═════ Data records ═════

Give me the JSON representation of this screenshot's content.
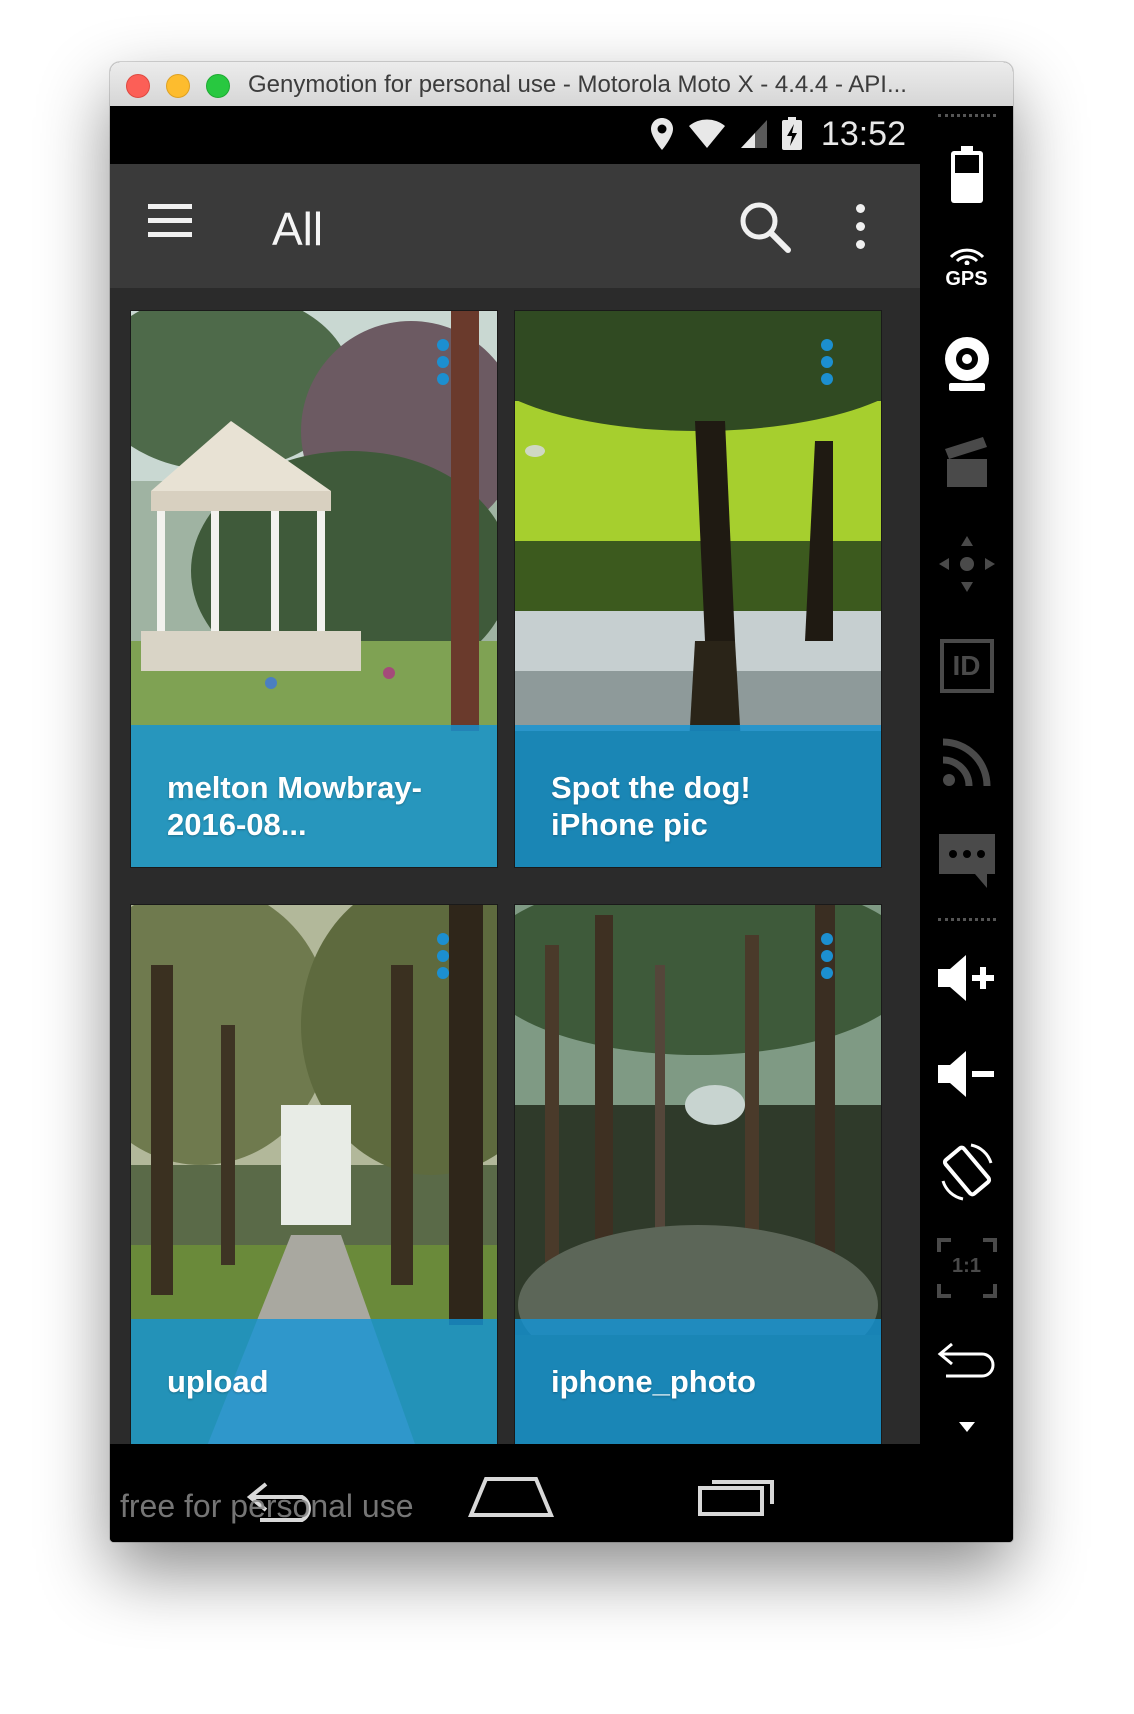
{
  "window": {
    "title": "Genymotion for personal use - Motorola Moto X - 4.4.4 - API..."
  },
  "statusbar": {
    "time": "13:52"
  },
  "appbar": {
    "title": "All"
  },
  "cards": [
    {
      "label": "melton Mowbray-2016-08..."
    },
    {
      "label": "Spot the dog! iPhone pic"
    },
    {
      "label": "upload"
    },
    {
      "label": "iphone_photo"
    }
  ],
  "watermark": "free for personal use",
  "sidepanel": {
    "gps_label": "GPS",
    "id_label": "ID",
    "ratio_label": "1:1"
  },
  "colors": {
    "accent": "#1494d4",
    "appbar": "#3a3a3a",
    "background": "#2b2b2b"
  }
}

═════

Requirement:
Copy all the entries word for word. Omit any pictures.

Task solution:
Give me the JSON representation of this screenshot's content.
{
  "window": {
    "title": "Genymotion for personal use - Motorola Moto X - 4.4.4 - API..."
  },
  "statusbar": {
    "time": "13:52"
  },
  "appbar": {
    "title": "All"
  },
  "cards": [
    {
      "label": "melton Mowbray-2016-08..."
    },
    {
      "label": "Spot the dog! iPhone pic"
    },
    {
      "label": "upload"
    },
    {
      "label": "iphone_photo"
    }
  ],
  "watermark": "free for personal use",
  "sidepanel": {
    "gps_label": "GPS",
    "id_label": "ID",
    "ratio_label": "1:1"
  },
  "colors": {
    "accent": "#1494d4",
    "appbar": "#3a3a3a",
    "background": "#2b2b2b"
  }
}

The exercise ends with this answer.